Data records for software interfaces:
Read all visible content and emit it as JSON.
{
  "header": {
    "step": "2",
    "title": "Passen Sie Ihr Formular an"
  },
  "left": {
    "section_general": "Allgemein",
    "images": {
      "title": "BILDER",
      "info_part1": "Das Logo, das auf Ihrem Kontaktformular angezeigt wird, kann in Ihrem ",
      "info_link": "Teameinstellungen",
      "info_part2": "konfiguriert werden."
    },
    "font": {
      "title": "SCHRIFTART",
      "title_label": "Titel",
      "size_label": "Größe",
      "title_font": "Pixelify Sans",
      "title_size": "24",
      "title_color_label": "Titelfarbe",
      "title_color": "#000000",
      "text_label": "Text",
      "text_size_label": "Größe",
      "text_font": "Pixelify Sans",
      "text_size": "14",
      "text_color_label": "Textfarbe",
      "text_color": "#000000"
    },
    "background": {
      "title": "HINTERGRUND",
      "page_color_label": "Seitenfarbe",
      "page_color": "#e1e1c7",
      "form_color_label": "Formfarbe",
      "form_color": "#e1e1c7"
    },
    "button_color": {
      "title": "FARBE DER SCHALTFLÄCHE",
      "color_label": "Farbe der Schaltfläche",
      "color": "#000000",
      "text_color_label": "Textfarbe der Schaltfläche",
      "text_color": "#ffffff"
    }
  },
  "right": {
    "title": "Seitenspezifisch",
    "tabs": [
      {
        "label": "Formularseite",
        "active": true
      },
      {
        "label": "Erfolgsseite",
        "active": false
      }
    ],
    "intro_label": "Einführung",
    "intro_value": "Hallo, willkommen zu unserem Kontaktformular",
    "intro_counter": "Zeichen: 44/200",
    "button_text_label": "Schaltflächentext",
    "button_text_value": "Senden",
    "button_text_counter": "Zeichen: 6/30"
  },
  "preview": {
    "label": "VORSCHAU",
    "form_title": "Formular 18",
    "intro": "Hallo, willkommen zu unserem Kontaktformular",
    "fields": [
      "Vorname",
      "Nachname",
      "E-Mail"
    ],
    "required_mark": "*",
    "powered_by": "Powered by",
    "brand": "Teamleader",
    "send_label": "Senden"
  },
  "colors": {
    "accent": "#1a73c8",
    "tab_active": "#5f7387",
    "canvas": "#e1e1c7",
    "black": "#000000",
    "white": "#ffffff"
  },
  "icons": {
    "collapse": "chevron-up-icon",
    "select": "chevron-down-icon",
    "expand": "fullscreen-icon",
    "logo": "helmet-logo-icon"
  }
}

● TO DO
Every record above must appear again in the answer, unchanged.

● EXERCISE OUTPUT
Read all visible content and emit it as JSON.
{
  "header": {
    "step": "2",
    "title": "Passen Sie Ihr Formular an"
  },
  "left": {
    "section_general": "Allgemein",
    "images": {
      "title": "BILDER",
      "info_part1": "Das Logo, das auf Ihrem Kontaktformular angezeigt wird, kann in Ihrem ",
      "info_link": "Teameinstellungen",
      "info_part2": "konfiguriert werden."
    },
    "font": {
      "title": "SCHRIFTART",
      "title_label": "Titel",
      "size_label": "Größe",
      "title_font": "Pixelify Sans",
      "title_size": "24",
      "title_color_label": "Titelfarbe",
      "title_color": "#000000",
      "text_label": "Text",
      "text_size_label": "Größe",
      "text_font": "Pixelify Sans",
      "text_size": "14",
      "text_color_label": "Textfarbe",
      "text_color": "#000000"
    },
    "background": {
      "title": "HINTERGRUND",
      "page_color_label": "Seitenfarbe",
      "page_color": "#e1e1c7",
      "form_color_label": "Formfarbe",
      "form_color": "#e1e1c7"
    },
    "button_color": {
      "title": "FARBE DER SCHALTFLÄCHE",
      "color_label": "Farbe der Schaltfläche",
      "color": "#000000",
      "text_color_label": "Textfarbe der Schaltfläche",
      "text_color": "#ffffff"
    }
  },
  "right": {
    "title": "Seitenspezifisch",
    "tabs": [
      {
        "label": "Formularseite",
        "active": true
      },
      {
        "label": "Erfolgsseite",
        "active": false
      }
    ],
    "intro_label": "Einführung",
    "intro_value": "Hallo, willkommen zu unserem Kontaktformular",
    "intro_counter": "Zeichen: 44/200",
    "button_text_label": "Schaltflächentext",
    "button_text_value": "Senden",
    "button_text_counter": "Zeichen: 6/30"
  },
  "preview": {
    "label": "VORSCHAU",
    "form_title": "Formular 18",
    "intro": "Hallo, willkommen zu unserem Kontaktformular",
    "fields": [
      "Vorname",
      "Nachname",
      "E-Mail"
    ],
    "required_mark": "*",
    "powered_by": "Powered by",
    "brand": "Teamleader",
    "send_label": "Senden"
  },
  "colors": {
    "accent": "#1a73c8",
    "tab_active": "#5f7387",
    "canvas": "#e1e1c7",
    "black": "#000000",
    "white": "#ffffff"
  },
  "icons": {
    "collapse": "chevron-up-icon",
    "select": "chevron-down-icon",
    "expand": "fullscreen-icon",
    "logo": "helmet-logo-icon"
  }
}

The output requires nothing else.